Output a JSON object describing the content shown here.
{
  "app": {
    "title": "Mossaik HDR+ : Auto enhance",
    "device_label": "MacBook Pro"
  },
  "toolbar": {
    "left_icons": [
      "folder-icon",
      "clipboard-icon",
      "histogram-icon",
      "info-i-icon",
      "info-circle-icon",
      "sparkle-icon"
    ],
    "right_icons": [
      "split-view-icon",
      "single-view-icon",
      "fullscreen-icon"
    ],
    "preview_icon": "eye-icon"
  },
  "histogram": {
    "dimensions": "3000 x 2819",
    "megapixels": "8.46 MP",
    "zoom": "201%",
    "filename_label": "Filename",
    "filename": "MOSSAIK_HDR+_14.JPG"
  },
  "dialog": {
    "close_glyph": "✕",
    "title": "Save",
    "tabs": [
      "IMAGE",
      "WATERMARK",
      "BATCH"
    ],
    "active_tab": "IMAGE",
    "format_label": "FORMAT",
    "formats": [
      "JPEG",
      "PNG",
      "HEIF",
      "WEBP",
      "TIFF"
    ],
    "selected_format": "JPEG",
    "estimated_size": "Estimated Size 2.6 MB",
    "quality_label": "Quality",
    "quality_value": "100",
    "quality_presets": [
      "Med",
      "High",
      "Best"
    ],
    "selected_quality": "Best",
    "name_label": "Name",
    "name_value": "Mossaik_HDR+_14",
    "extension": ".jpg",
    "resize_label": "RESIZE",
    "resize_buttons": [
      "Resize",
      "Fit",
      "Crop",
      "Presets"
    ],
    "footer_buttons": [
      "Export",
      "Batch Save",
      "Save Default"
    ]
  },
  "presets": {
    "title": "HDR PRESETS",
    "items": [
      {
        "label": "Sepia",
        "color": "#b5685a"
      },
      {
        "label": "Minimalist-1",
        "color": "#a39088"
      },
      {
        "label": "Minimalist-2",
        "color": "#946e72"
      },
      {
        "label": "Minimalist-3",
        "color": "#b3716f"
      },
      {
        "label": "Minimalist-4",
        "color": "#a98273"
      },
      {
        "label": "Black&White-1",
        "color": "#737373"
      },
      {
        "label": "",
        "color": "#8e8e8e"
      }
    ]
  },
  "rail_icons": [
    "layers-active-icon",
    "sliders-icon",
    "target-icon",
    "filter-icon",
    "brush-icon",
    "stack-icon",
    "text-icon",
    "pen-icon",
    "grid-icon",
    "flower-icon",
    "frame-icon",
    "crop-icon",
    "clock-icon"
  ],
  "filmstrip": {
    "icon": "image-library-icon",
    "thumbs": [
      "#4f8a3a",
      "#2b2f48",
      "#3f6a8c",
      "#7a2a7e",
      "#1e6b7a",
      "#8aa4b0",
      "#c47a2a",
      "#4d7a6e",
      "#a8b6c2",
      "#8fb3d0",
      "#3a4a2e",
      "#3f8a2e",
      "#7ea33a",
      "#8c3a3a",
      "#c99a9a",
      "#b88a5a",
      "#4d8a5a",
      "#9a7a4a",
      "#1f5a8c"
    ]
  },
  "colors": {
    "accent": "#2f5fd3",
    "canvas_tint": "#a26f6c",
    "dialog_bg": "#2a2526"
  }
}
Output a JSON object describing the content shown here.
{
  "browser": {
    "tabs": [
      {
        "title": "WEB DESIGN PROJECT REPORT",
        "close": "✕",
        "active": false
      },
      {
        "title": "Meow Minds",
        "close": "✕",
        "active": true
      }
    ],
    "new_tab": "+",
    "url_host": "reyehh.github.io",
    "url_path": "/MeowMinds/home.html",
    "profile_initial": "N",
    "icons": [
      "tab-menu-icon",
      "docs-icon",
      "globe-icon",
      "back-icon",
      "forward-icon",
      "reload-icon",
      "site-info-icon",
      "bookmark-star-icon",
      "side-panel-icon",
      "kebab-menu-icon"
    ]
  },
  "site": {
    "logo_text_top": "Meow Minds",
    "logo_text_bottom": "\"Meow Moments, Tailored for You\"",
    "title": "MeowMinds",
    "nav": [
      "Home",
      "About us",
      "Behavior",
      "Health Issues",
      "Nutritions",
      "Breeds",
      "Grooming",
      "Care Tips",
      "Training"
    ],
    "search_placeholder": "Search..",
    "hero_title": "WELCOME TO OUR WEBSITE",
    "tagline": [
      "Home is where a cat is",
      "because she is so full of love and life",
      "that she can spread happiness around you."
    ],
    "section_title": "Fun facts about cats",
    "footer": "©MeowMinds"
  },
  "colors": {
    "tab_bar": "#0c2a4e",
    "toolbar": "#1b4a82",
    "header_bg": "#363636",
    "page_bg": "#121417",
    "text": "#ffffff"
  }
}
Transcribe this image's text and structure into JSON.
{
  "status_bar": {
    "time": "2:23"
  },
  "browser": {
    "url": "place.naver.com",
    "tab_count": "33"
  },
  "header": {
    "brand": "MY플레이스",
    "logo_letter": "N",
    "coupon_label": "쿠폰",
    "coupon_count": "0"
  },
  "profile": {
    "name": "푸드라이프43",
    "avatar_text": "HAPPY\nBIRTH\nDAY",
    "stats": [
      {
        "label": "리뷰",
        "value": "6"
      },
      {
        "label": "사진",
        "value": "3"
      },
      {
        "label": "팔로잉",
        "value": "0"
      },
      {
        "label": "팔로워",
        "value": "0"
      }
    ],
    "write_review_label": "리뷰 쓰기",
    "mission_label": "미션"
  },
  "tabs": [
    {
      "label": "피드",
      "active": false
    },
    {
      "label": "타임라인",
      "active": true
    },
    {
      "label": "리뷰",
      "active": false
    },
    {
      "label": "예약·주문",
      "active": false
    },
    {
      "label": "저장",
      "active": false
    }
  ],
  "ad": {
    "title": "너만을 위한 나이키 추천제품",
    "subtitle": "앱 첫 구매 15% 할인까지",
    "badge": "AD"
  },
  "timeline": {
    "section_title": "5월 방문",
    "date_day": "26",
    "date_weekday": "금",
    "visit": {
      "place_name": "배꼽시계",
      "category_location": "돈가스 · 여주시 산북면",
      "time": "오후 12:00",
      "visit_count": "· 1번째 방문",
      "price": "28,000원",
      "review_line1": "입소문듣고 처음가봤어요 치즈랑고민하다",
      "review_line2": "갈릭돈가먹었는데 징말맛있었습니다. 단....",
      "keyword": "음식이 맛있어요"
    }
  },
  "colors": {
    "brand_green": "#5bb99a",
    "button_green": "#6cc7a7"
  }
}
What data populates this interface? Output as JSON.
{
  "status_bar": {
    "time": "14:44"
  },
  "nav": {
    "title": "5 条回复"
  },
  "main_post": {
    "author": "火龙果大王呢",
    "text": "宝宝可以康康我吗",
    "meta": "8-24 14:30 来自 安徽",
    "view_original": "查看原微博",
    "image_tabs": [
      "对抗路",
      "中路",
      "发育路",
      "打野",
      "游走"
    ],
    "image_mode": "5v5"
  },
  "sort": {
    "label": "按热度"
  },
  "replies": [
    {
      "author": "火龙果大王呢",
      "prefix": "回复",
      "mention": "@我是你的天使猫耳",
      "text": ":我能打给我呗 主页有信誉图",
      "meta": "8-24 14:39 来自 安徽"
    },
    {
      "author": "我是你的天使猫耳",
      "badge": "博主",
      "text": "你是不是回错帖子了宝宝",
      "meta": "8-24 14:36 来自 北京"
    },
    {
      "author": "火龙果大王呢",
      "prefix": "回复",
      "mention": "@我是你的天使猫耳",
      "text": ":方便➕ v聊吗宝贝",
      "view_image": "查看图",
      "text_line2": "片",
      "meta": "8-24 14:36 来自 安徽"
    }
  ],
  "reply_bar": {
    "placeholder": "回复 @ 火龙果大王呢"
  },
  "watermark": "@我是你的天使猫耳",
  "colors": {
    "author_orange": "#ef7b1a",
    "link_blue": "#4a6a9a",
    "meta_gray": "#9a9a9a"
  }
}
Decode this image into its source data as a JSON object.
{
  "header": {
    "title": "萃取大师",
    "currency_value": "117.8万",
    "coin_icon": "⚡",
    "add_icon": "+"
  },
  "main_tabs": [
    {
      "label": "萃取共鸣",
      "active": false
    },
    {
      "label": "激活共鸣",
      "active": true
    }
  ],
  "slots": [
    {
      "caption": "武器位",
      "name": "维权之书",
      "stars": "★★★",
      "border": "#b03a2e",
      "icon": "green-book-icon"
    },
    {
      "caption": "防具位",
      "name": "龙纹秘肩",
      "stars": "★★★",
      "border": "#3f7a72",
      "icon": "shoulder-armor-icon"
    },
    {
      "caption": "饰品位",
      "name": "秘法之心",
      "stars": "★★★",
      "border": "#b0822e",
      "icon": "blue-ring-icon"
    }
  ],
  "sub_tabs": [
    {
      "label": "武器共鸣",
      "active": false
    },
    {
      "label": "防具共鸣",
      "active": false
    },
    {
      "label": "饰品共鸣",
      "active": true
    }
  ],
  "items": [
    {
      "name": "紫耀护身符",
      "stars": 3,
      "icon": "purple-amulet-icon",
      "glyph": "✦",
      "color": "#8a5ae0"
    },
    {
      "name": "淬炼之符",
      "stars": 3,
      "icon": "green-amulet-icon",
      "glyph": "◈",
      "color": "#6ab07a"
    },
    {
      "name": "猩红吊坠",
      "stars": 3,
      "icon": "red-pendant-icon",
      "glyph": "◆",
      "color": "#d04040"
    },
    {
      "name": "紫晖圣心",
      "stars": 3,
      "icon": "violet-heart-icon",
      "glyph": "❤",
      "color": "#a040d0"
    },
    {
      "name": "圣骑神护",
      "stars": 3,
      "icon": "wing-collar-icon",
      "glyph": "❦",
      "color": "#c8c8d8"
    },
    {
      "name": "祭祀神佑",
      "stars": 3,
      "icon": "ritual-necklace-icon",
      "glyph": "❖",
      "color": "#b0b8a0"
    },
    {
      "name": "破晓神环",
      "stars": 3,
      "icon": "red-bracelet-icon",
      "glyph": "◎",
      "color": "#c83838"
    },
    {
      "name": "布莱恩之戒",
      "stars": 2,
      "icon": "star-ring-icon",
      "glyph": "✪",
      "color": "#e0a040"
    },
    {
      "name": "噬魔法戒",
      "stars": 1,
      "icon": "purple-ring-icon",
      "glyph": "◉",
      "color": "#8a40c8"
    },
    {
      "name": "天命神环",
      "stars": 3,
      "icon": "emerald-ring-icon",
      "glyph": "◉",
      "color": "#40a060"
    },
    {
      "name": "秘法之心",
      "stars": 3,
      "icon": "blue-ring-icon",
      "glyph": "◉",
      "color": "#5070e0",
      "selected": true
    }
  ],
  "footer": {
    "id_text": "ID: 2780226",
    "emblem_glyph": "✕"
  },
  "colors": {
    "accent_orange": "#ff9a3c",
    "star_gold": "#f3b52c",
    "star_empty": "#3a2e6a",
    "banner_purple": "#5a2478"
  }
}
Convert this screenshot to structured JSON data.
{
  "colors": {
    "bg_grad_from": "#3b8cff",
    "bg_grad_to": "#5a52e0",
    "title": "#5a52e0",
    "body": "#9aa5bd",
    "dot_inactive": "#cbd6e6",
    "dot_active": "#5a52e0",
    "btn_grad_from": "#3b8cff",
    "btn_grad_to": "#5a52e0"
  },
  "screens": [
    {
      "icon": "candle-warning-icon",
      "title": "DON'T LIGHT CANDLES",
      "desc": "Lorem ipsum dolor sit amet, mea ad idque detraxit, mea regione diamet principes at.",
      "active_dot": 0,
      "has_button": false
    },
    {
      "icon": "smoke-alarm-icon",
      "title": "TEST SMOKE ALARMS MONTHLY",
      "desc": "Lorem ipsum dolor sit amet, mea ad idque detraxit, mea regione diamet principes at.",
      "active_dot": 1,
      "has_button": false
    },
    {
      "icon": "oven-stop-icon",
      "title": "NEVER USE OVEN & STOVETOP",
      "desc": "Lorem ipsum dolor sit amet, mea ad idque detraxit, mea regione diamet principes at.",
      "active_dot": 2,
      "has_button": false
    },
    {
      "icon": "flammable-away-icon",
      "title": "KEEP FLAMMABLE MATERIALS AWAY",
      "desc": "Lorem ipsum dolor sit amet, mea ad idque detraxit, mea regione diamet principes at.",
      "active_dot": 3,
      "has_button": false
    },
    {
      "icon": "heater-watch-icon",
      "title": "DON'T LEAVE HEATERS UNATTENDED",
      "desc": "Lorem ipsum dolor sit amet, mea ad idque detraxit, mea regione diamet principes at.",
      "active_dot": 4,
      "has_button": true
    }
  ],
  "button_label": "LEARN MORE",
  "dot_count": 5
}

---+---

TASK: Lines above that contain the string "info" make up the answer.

SOLUTION:
      "info-i-icon",
      "info-circle-icon",
      "site-info-icon",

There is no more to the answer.